Problem to solve → Reproduce the listing below word for word and exclude any picture.

■ ■ ■ ■ ■ ■ ■

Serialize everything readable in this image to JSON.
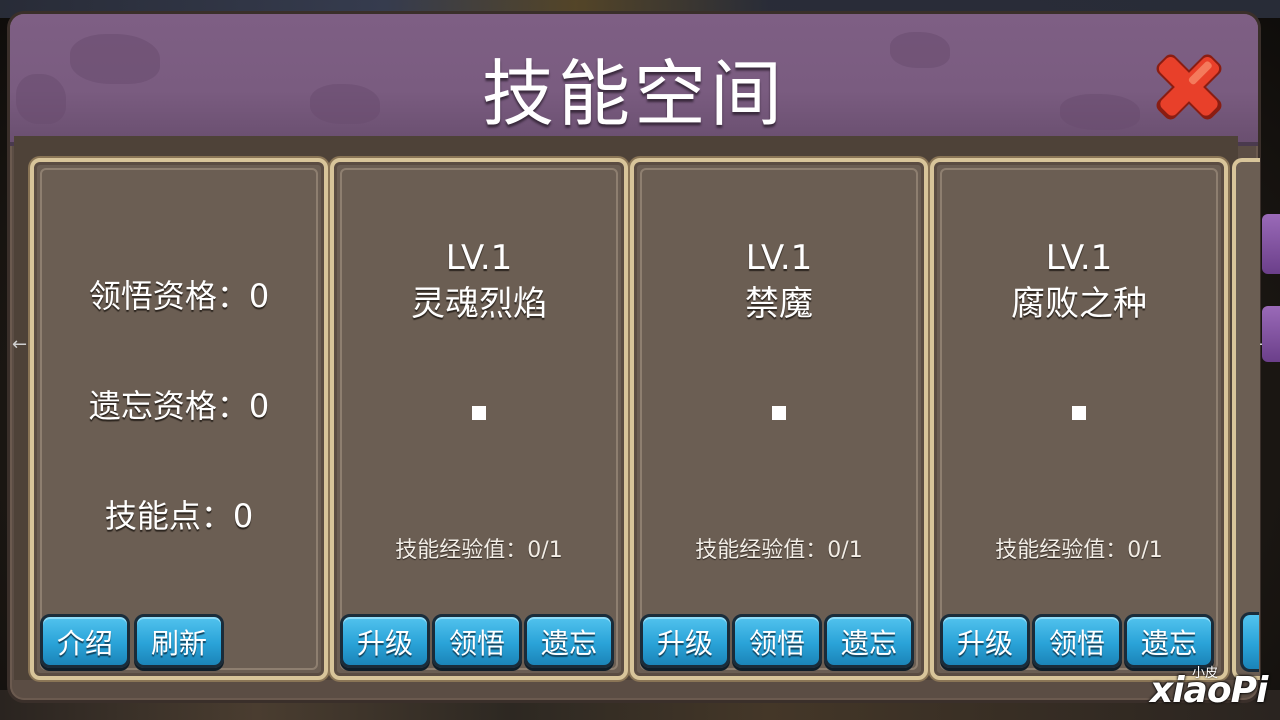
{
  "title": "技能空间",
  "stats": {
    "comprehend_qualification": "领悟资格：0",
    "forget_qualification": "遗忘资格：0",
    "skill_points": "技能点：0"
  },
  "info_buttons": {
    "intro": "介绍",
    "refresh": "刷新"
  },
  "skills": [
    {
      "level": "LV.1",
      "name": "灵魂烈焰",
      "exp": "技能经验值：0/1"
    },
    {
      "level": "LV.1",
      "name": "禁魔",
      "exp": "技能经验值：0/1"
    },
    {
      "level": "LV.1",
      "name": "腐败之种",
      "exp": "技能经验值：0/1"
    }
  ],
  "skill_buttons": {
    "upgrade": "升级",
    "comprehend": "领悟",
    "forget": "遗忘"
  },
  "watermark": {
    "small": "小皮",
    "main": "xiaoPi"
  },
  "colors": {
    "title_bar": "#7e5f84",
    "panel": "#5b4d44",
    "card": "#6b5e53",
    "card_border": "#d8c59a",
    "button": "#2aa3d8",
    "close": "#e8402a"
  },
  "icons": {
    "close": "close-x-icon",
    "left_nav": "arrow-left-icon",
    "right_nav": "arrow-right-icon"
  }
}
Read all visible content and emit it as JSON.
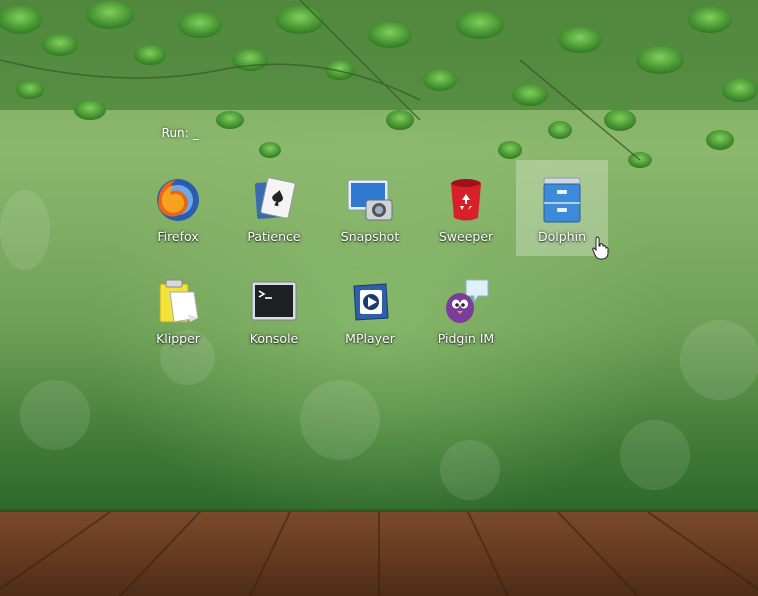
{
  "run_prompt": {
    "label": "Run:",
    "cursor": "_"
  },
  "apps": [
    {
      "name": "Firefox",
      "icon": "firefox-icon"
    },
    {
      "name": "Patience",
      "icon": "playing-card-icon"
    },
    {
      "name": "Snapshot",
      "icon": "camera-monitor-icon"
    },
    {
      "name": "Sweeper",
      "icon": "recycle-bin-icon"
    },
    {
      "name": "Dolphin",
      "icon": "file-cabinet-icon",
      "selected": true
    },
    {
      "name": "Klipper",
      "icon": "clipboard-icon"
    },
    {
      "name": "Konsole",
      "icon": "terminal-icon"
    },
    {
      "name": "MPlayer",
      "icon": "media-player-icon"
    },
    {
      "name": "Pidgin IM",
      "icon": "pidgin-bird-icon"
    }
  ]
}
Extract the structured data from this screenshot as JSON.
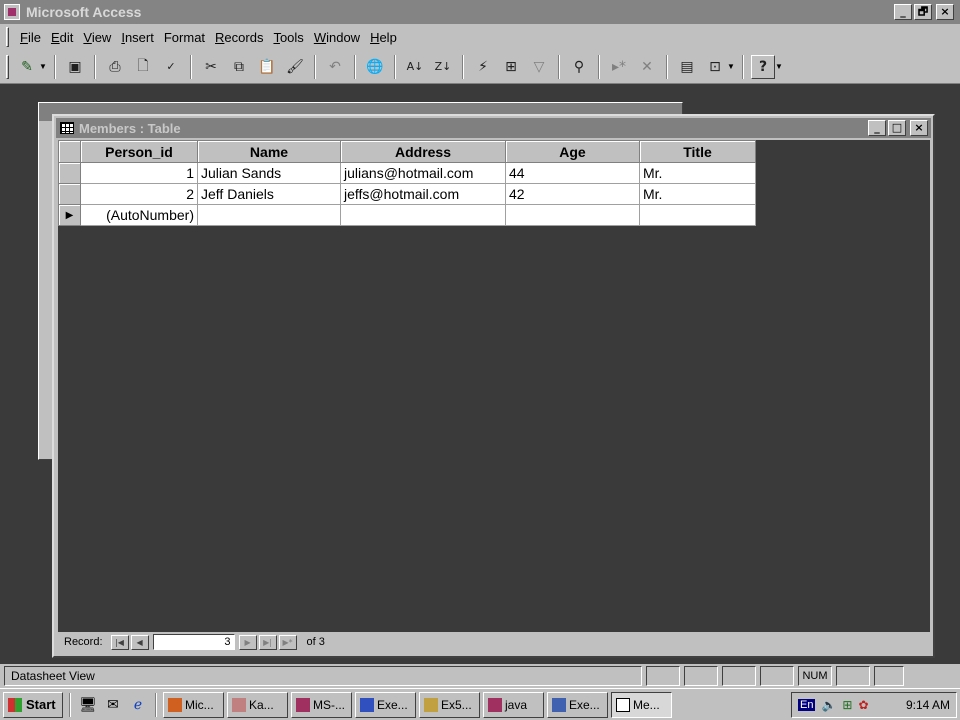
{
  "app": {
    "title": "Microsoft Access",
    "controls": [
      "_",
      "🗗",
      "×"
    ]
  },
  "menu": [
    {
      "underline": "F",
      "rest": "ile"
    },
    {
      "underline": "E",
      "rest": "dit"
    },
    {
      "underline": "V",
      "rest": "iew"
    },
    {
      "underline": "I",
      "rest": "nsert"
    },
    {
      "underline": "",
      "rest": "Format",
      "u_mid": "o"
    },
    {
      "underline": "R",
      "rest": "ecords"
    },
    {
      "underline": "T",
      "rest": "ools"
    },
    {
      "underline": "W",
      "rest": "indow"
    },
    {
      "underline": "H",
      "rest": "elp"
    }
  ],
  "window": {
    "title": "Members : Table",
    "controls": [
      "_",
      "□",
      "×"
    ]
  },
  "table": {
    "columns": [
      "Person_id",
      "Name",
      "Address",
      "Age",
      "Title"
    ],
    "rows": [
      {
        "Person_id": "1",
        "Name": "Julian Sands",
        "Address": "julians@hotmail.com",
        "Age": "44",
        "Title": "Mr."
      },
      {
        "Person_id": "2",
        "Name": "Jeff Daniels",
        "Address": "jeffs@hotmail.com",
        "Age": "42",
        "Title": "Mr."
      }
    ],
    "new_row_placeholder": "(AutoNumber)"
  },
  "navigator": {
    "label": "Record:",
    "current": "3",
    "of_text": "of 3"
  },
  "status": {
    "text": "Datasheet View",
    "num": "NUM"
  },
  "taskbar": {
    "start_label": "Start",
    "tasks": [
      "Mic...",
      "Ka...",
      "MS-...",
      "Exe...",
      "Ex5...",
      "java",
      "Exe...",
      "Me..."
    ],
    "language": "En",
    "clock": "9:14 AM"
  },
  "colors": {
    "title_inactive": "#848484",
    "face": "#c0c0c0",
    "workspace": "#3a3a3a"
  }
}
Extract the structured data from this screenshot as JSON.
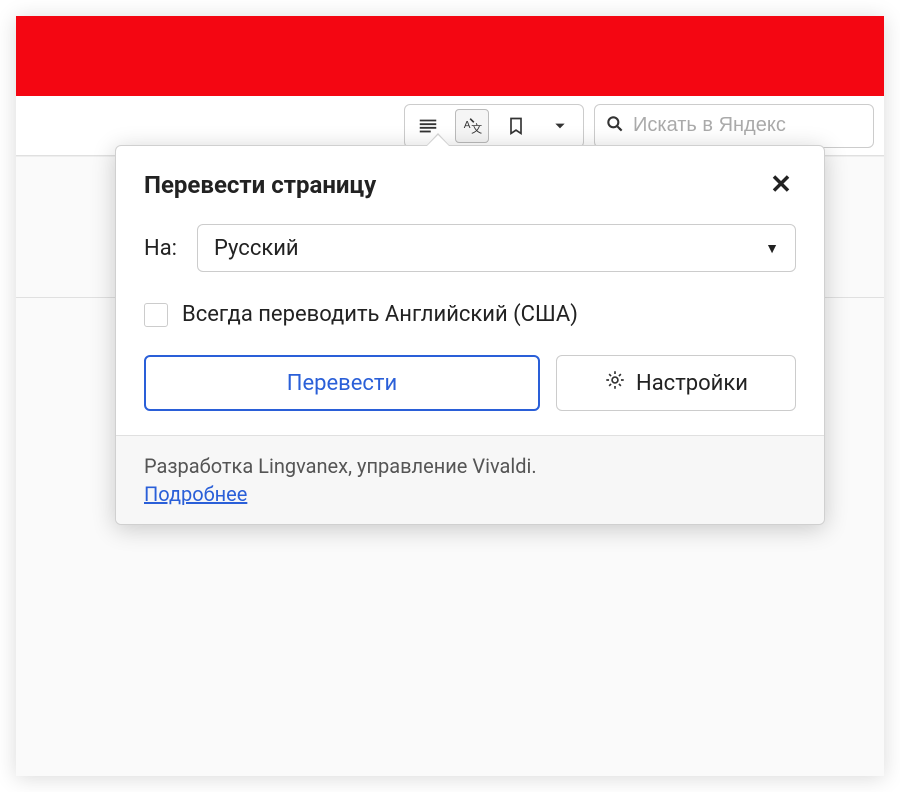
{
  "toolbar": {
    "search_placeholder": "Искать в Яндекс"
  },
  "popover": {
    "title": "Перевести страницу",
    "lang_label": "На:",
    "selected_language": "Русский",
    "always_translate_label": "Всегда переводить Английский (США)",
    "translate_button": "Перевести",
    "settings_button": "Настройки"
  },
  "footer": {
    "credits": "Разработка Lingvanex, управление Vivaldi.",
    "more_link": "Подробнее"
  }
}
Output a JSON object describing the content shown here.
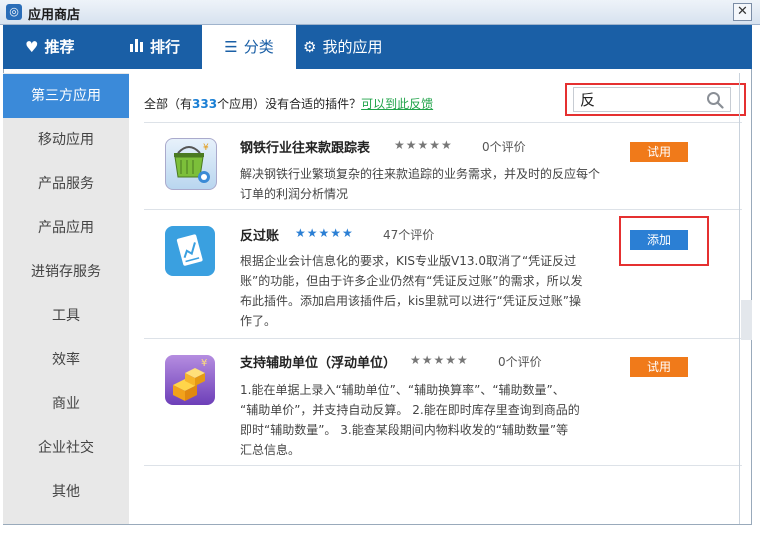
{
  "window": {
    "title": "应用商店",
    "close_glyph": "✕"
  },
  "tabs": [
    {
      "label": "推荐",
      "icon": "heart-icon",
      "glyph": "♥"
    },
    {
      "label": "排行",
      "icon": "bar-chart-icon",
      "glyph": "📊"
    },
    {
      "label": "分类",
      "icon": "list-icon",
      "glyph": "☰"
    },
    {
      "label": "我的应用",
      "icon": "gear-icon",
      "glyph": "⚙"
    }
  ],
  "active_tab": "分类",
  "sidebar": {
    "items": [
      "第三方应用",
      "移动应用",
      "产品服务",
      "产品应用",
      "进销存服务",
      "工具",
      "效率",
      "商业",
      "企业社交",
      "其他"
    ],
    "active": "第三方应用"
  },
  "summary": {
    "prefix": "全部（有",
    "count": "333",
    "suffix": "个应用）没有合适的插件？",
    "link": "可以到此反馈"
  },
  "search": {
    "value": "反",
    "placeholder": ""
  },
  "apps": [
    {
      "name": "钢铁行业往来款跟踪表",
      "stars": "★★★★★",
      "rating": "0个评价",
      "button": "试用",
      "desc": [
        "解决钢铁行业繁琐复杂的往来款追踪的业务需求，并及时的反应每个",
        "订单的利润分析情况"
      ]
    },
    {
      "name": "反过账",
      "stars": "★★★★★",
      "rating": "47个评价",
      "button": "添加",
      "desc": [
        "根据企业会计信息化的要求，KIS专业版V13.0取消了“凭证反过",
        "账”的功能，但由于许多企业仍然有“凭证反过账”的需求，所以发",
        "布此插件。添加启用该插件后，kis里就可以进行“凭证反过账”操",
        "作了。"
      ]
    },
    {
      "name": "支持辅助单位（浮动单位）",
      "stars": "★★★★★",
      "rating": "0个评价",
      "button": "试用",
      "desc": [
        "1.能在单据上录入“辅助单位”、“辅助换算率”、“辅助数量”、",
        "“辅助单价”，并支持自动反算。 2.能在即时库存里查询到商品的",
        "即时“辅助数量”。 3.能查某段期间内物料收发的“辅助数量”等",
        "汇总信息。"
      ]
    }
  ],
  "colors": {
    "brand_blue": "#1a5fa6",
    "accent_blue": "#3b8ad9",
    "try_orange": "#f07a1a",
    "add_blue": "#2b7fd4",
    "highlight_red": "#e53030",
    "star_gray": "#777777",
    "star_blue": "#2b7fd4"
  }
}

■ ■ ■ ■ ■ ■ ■

Task solution →
Serialize everything readable in this image to JSON.
{
  "title": "技能空间",
  "stats": {
    "comprehend_qualification": "领悟资格：0",
    "forget_qualification": "遗忘资格：0",
    "skill_points": "技能点：0"
  },
  "info_buttons": {
    "intro": "介绍",
    "refresh": "刷新"
  },
  "skills": [
    {
      "level": "LV.1",
      "name": "灵魂烈焰",
      "exp": "技能经验值：0/1"
    },
    {
      "level": "LV.1",
      "name": "禁魔",
      "exp": "技能经验值：0/1"
    },
    {
      "level": "LV.1",
      "name": "腐败之种",
      "exp": "技能经验值：0/1"
    }
  ],
  "skill_buttons": {
    "upgrade": "升级",
    "comprehend": "领悟",
    "forget": "遗忘"
  },
  "watermark": {
    "small": "小皮",
    "main": "xiaoPi"
  },
  "colors": {
    "title_bar": "#7e5f84",
    "panel": "#5b4d44",
    "card": "#6b5e53",
    "card_border": "#d8c59a",
    "button": "#2aa3d8",
    "close": "#e8402a"
  },
  "icons": {
    "close": "close-x-icon",
    "left_nav": "arrow-left-icon",
    "right_nav": "arrow-right-icon"
  }
}
Read all visible content and emit it as JSON.
{
  "run_prompt": {
    "label": "Run:",
    "cursor": "_"
  },
  "apps": [
    {
      "name": "Firefox",
      "icon": "firefox-icon"
    },
    {
      "name": "Patience",
      "icon": "playing-card-icon"
    },
    {
      "name": "Snapshot",
      "icon": "camera-monitor-icon"
    },
    {
      "name": "Sweeper",
      "icon": "recycle-bin-icon"
    },
    {
      "name": "Dolphin",
      "icon": "file-cabinet-icon",
      "selected": true
    },
    {
      "name": "Klipper",
      "icon": "clipboard-icon"
    },
    {
      "name": "Konsole",
      "icon": "terminal-icon"
    },
    {
      "name": "MPlayer",
      "icon": "media-player-icon"
    },
    {
      "name": "Pidgin IM",
      "icon": "pidgin-bird-icon"
    }
  ]
}
Extract the structured data from this screenshot as JSON.
{
  "app": {
    "title": "Microsoft Access",
    "controls": [
      "_",
      "🗗",
      "×"
    ]
  },
  "menu": [
    {
      "underline": "F",
      "rest": "ile"
    },
    {
      "underline": "E",
      "rest": "dit"
    },
    {
      "underline": "V",
      "rest": "iew"
    },
    {
      "underline": "I",
      "rest": "nsert"
    },
    {
      "underline": "",
      "rest": "Format",
      "u_mid": "o"
    },
    {
      "underline": "R",
      "rest": "ecords"
    },
    {
      "underline": "T",
      "rest": "ools"
    },
    {
      "underline": "W",
      "rest": "indow"
    },
    {
      "underline": "H",
      "rest": "elp"
    }
  ],
  "window": {
    "title": "Members : Table",
    "controls": [
      "_",
      "□",
      "×"
    ]
  },
  "table": {
    "columns": [
      "Person_id",
      "Name",
      "Address",
      "Age",
      "Title"
    ],
    "rows": [
      {
        "Person_id": "1",
        "Name": "Julian Sands",
        "Address": "julians@hotmail.com",
        "Age": "44",
        "Title": "Mr."
      },
      {
        "Person_id": "2",
        "Name": "Jeff Daniels",
        "Address": "jeffs@hotmail.com",
        "Age": "42",
        "Title": "Mr."
      }
    ],
    "new_row_placeholder": "(AutoNumber)"
  },
  "navigator": {
    "label": "Record:",
    "current": "3",
    "of_text": "of 3"
  },
  "status": {
    "text": "Datasheet View",
    "num": "NUM"
  },
  "taskbar": {
    "start_label": "Start",
    "tasks": [
      "Mic...",
      "Ka...",
      "MS-...",
      "Exe...",
      "Ex5...",
      "java",
      "Exe...",
      "Me..."
    ],
    "language": "En",
    "clock": "9:14 AM"
  },
  "colors": {
    "title_inactive": "#848484",
    "face": "#c0c0c0",
    "workspace": "#3a3a3a"
  }
}
Extract the structured data from this screenshot as JSON.
{
  "toolbar": {
    "search_placeholder": "Искать в Яндекс"
  },
  "popover": {
    "title": "Перевести страницу",
    "lang_label": "На:",
    "selected_language": "Русский",
    "always_translate_label": "Всегда переводить Английский (США)",
    "translate_button": "Перевести",
    "settings_button": "Настройки"
  },
  "footer": {
    "credits": "Разработка Lingvanex, управление Vivaldi.",
    "more_link": "Подробнее"
  }
}
Output a JSON object describing the content shown here.
{
  "window": {
    "title": "应用商店",
    "close_glyph": "✕"
  },
  "tabs": [
    {
      "label": "推荐",
      "icon": "heart-icon",
      "glyph": "♥"
    },
    {
      "label": "排行",
      "icon": "bar-chart-icon",
      "glyph": "📊"
    },
    {
      "label": "分类",
      "icon": "list-icon",
      "glyph": "☰"
    },
    {
      "label": "我的应用",
      "icon": "gear-icon",
      "glyph": "⚙"
    }
  ],
  "active_tab": "分类",
  "sidebar": {
    "items": [
      "第三方应用",
      "移动应用",
      "产品服务",
      "产品应用",
      "进销存服务",
      "工具",
      "效率",
      "商业",
      "企业社交",
      "其他"
    ],
    "active": "第三方应用"
  },
  "summary": {
    "prefix": "全部（有",
    "count": "333",
    "suffix": "个应用）没有合适的插件？",
    "link": "可以到此反馈"
  },
  "search": {
    "value": "反",
    "placeholder": ""
  },
  "apps": [
    {
      "name": "钢铁行业往来款跟踪表",
      "stars": "★★★★★",
      "rating": "0个评价",
      "button": "试用",
      "desc": [
        "解决钢铁行业繁琐复杂的往来款追踪的业务需求，并及时的反应每个",
        "订单的利润分析情况"
      ]
    },
    {
      "name": "反过账",
      "stars": "★★★★★",
      "rating": "47个评价",
      "button": "添加",
      "desc": [
        "根据企业会计信息化的要求，KIS专业版V13.0取消了“凭证反过",
        "账”的功能，但由于许多企业仍然有“凭证反过账”的需求，所以发",
        "布此插件。添加启用该插件后，kis里就可以进行“凭证反过账”操",
        "作了。"
      ]
    },
    {
      "name": "支持辅助单位（浮动单位）",
      "stars": "★★★★★",
      "rating": "0个评价",
      "button": "试用",
      "desc": [
        "1.能在单据上录入“辅助单位”、“辅助换算率”、“辅助数量”、",
        "“辅助单价”，并支持自动反算。 2.能在即时库存里查询到商品的",
        "即时“辅助数量”。 3.能查某段期间内物料收发的“辅助数量”等",
        "汇总信息。"
      ]
    }
  ],
  "colors": {
    "brand_blue": "#1a5fa6",
    "accent_blue": "#3b8ad9",
    "try_orange": "#f07a1a",
    "add_blue": "#2b7fd4",
    "highlight_red": "#e53030",
    "star_gray": "#777777",
    "star_blue": "#2b7fd4"
  }
}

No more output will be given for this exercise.